We aren't dieticians, but found it certainly interesting that research finds you burn more calories eating celery than it contains. After all, it only has 6 calories and is about 95% water. The good news is that one cup of celery gives you about 30% of the recommended daily intake of Vitamin K, which plays a key role in helping blood to clot and assisting in absorption of calcium from food. Of note, celery is part of the parsley family, which also includes carrots and cumin.
While certainly not as good for you as the crunch of a good stalk of celery, bankers are also getting crunched by mobile security cyber incidents.
To get a better view on steps security professionals are taking to mitigate mobile threats, we looked at a survey by Verizon that found the following:
Almost 33% of respondents admit to having sacrificed mobile security to improve expediency and/or business performance. Of those, 38% say their organization is at significant risk from mobile threats. Further, 25% said that during the past year their company had experienced a security incident resulting in data loss or system downtime where mobile devices played a key role.
Meanwhile, the Verizon report also detailed the following types of mobile threats that we thought bankers might like to know:
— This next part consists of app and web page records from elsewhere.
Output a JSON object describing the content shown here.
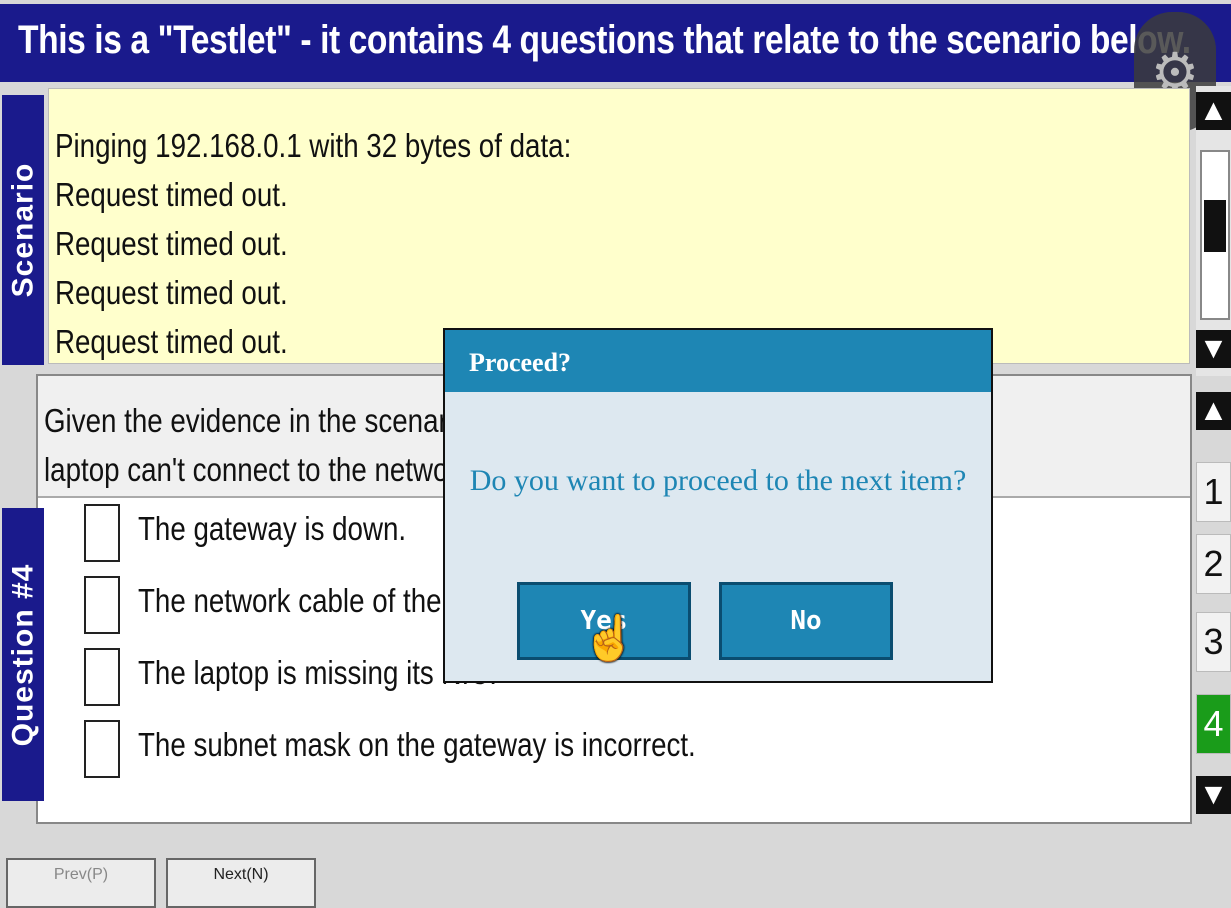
{
  "header": {
    "title": "This is a \"Testlet\"  - it contains 4 questions that relate to the scenario below."
  },
  "scenario": {
    "tab_label": "Scenario",
    "lines": [
      "Pinging 192.168.0.1 with 32 bytes of data:",
      "Request timed out.",
      "Request timed out.",
      "Request timed out.",
      "Request timed out."
    ]
  },
  "question": {
    "tab_label": "Question #4",
    "text_line1": "Given the evidence in the scenario, which of the following is why the",
    "text_line2": "laptop can't connect to the network?",
    "options": [
      "The gateway is down.",
      "The network cable of the laptop is not plugged into the wall jack.",
      "The laptop is missing its NIC.",
      "The subnet mask on the gateway is incorrect."
    ]
  },
  "nav": {
    "questions": [
      "1",
      "2",
      "3",
      "4"
    ],
    "active": "4"
  },
  "bottom": {
    "prev_label": "Prev(P)",
    "next_label": "Next(N)"
  },
  "dialog": {
    "title": "Proceed?",
    "message": "Do you want to proceed to the next item?",
    "yes_label": "Yes",
    "no_label": "No"
  },
  "colors": {
    "header_bg": "#1a1a8c",
    "scenario_bg": "#ffffcc",
    "dialog_accent": "#1e86b4",
    "active_nav": "#1a9c1a"
  }
}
Denial of service: Jamming of wireless communications, overloading networks with bogus traffic, ransomware, or loss/theft of device.
Geolocation: Gathering data on location, infringing on the privacy of the individual.
Information disclosure: Interception of data in transit, leakage or exfiltration of user, app or enterprise data, eavesdropping on voice or data communications, surreptitiously activating the phone's microphone or camera to spy on the user.
Spoofing: Email or text message pretending to be from a boss or colleague, fraudulent Wi-Fi access point, or cellular base station that mimics a legitimate one.
Tampering: Modifying data in transit, inserting tampered hardware or software into supply chain, repackaging legitimate app with malware, modifying network or device configuration (such as "jailbreaking" or "rooting" a phone).
Many factors also make mobile devices an appealing target. After all, there are more mobile devices, they have access to more data, and they are now critical to business operations. In this regard, the following practices could be a good start:
Apps: Reduce the risk of malicious and vulnerable applications by looking into creating a custom app store and vetting all apps that are added to it.
Segmentation: Improve device management by automating it as much as possible. This includes deploying mobile endpoint security/threat detection and implementing device segmentation, keeping personal and work data and applications separate.
Ambassadors: Train "security ambassadors" within the bank to act as champions for improved mobile security.
As mobile adoption continues, banks should continue to monitor changes to keep up. Having the right practices and processes in place, and refining them along the way, will ensure your bank and your customers remain well protected and less crunched by mobile cyber incidents.